By Julian Hattem - 12/11/14 09:02 AM EST
One of the biggest thorns in the side of the country’s intelligence agencies attempted to mount an eleventh hour bid to kill the spy agencies' funding bill on Wednesday.
Rep. Justin AmashJustin AmashLawmakers press Lynch for briefing on Yahoo secret email scanning reports House Freedom Caucus member slows floor business House votes to block Gitmo transfers MORE (R-Mich.) wrote on Facebook that the intelligence authorization bill that easily passed through the House contained “one of the most egregious sections of law I've encountered during my time as a representative.”
The bill was originally set to be considered with just a simple voice vote, but Amash rushed to the House floor on Wednesday to demand a recorded vote. He also fired off a letter to his fellow lawmakers warning them not to back the bill.
Hidden in the law is “a troubling new provision that for the first time statutorily authorizes spying on U.S. citizens without legal process,” Amash told other lawmakers.
That provision allows “the acquisition, retention, and dissemination” of Americans’ communications without a court order or subpoena.
That type of collection is currently allowed under an executive order that dates back to former President Reagan, but the new stamp of approval from Congress was troubling, Amash said. Limits on the government’s ability to retain information in the provision did not satisfy the Michigan Republican.

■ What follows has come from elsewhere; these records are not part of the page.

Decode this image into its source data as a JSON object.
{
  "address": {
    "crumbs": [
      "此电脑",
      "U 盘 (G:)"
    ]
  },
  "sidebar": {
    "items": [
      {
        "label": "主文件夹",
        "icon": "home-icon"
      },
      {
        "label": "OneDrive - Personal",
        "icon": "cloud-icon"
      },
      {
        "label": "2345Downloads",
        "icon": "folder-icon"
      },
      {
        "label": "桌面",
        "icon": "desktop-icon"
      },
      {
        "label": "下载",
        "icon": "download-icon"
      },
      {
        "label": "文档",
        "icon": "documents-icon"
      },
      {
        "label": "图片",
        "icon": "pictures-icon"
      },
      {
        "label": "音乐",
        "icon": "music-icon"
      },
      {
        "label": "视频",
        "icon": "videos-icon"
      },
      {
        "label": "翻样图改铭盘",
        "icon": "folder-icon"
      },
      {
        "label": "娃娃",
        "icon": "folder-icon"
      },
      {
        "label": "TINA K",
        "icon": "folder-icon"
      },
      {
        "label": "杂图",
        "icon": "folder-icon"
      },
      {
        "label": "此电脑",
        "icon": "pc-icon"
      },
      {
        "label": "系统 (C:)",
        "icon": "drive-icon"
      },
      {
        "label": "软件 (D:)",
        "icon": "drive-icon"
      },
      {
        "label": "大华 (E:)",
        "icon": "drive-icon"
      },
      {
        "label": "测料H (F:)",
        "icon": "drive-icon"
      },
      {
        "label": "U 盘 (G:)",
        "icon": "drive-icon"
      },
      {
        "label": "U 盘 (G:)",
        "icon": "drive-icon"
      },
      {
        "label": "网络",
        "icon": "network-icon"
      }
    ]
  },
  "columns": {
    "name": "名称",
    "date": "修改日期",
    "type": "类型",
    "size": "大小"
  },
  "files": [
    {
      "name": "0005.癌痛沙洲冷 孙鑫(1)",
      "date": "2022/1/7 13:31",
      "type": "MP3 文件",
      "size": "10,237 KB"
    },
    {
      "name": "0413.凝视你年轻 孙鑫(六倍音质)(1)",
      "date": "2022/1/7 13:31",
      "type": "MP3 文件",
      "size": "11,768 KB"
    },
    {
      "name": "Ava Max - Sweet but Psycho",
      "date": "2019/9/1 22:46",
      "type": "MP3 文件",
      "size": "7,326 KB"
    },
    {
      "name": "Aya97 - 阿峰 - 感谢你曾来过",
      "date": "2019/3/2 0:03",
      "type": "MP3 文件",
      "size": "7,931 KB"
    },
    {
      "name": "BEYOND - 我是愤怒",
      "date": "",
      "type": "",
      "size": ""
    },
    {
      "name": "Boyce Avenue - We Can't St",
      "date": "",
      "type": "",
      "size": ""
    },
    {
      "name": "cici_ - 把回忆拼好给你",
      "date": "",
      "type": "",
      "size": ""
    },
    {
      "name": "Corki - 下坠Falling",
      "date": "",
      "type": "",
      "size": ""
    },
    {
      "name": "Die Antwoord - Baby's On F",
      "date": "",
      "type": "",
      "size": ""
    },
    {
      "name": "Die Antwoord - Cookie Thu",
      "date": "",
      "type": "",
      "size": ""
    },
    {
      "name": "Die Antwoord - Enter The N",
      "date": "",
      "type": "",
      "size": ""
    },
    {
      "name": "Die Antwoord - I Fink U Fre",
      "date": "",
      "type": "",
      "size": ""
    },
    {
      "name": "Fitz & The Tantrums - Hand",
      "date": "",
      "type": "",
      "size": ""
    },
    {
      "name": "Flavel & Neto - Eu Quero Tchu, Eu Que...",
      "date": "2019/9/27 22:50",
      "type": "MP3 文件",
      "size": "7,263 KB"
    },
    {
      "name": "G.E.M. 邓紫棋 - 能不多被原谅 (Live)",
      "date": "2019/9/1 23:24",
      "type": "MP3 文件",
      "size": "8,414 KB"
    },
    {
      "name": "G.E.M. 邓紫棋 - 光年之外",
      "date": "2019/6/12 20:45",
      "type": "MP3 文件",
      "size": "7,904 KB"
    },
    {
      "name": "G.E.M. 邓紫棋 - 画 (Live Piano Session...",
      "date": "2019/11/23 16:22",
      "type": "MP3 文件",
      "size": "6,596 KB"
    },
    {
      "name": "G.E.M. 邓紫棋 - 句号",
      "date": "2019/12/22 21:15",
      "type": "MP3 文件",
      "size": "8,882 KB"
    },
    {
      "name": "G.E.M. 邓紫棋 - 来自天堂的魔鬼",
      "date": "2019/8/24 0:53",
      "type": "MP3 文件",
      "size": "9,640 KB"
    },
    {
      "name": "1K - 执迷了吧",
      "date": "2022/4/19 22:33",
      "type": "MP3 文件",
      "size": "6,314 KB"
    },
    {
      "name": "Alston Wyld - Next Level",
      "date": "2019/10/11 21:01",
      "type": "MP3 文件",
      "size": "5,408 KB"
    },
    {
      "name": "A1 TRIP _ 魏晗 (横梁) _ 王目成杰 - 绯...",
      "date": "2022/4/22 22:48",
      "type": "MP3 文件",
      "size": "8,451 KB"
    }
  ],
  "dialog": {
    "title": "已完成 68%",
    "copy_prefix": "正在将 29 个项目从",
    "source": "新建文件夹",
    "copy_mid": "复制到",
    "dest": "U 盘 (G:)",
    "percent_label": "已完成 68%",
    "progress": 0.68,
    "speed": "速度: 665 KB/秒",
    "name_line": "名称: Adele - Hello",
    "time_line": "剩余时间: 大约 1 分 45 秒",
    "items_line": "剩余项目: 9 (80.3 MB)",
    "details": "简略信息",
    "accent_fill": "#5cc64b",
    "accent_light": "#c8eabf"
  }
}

Despite Amash’s late attempt, the bill easily passed, 325-100.
The bill passed the Senate earlier this week and is now on its way to President Obama.